Records:
━━━━━━━━━━

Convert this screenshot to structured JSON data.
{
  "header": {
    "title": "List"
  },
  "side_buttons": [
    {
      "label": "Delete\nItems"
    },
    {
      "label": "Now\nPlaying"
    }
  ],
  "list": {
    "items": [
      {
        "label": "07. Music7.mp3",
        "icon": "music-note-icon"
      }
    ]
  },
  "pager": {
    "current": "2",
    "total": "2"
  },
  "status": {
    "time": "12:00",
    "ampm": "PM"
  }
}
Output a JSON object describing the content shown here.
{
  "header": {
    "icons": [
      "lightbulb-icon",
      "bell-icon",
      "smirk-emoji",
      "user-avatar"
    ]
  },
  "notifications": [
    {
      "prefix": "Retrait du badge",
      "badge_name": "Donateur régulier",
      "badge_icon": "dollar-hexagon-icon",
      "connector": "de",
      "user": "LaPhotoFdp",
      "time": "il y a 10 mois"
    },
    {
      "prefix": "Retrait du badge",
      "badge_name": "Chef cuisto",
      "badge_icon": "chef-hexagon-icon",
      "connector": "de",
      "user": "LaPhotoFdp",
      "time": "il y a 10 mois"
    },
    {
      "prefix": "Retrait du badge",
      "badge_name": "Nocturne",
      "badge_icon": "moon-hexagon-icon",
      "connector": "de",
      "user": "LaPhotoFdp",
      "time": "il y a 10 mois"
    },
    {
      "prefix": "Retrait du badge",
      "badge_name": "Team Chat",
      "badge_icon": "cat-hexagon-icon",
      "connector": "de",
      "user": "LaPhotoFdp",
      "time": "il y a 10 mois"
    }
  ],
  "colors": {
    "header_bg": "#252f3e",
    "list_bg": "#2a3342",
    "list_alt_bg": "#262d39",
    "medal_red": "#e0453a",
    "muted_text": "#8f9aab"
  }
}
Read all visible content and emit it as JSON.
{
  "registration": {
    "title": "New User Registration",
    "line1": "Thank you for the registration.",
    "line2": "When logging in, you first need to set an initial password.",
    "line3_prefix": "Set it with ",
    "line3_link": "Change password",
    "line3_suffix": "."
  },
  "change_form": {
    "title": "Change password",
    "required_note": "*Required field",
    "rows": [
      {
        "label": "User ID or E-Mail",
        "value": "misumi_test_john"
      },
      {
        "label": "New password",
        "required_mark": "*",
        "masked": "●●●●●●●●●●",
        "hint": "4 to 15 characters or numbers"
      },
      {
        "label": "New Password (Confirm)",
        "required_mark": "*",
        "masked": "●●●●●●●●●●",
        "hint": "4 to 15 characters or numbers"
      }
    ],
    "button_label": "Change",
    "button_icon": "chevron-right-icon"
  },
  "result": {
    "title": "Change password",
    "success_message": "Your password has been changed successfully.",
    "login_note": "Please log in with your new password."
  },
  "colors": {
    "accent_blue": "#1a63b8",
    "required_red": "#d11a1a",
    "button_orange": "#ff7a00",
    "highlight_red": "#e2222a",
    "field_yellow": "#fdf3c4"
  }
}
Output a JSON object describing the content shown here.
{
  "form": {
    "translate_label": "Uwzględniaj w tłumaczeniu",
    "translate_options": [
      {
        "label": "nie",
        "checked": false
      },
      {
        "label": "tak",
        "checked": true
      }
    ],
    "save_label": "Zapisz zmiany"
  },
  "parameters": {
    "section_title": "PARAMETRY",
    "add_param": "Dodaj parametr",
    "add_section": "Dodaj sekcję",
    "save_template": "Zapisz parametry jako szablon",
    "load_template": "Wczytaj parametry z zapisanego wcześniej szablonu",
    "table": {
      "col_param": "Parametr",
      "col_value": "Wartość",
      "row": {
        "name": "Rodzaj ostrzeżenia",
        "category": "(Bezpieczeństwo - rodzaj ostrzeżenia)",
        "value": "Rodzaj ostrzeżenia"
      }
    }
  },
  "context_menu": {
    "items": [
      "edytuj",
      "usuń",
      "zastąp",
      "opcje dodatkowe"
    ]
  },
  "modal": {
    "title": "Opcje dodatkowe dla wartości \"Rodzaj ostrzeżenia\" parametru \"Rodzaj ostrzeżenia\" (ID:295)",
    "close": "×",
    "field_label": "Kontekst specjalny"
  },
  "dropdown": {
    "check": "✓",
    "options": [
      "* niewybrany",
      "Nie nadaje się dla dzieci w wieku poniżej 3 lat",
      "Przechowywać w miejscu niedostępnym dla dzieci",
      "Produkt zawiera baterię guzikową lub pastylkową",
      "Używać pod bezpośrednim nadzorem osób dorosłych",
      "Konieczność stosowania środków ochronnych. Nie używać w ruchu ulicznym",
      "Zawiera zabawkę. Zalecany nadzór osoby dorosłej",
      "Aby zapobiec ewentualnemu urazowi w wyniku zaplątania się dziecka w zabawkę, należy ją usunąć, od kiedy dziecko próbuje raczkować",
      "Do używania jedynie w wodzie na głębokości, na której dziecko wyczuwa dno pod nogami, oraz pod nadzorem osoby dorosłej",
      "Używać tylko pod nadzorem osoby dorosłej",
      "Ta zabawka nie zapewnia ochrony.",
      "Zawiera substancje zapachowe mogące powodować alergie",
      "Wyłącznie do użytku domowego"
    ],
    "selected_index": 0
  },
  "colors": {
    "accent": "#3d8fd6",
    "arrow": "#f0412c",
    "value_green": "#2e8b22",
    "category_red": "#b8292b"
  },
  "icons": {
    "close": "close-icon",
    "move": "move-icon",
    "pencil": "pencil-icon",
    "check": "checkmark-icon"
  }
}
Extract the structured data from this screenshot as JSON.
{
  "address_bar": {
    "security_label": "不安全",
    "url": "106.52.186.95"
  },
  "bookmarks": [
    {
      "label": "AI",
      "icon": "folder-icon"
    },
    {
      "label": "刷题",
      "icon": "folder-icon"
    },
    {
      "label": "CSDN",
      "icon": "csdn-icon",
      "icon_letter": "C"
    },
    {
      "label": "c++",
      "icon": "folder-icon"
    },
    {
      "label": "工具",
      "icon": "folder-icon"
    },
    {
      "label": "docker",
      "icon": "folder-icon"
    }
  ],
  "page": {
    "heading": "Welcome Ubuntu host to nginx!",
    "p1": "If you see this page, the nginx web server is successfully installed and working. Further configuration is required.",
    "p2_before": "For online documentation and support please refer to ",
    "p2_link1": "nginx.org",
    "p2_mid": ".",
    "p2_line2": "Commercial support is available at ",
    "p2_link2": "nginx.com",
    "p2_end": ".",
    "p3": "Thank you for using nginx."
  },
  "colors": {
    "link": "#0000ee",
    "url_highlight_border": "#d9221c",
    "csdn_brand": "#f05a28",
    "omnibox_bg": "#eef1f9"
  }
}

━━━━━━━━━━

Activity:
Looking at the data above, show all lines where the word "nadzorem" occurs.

Exercise result:
      "Używać pod bezpośrednim nadzorem osób dorosłych",
      "Do używania jedynie w wodzie na głębokości, na której dziecko wyczuwa dno pod nogami, oraz pod nadzorem osoby dorosłej",
      "Używać tylko pod nadzorem osoby dorosłej",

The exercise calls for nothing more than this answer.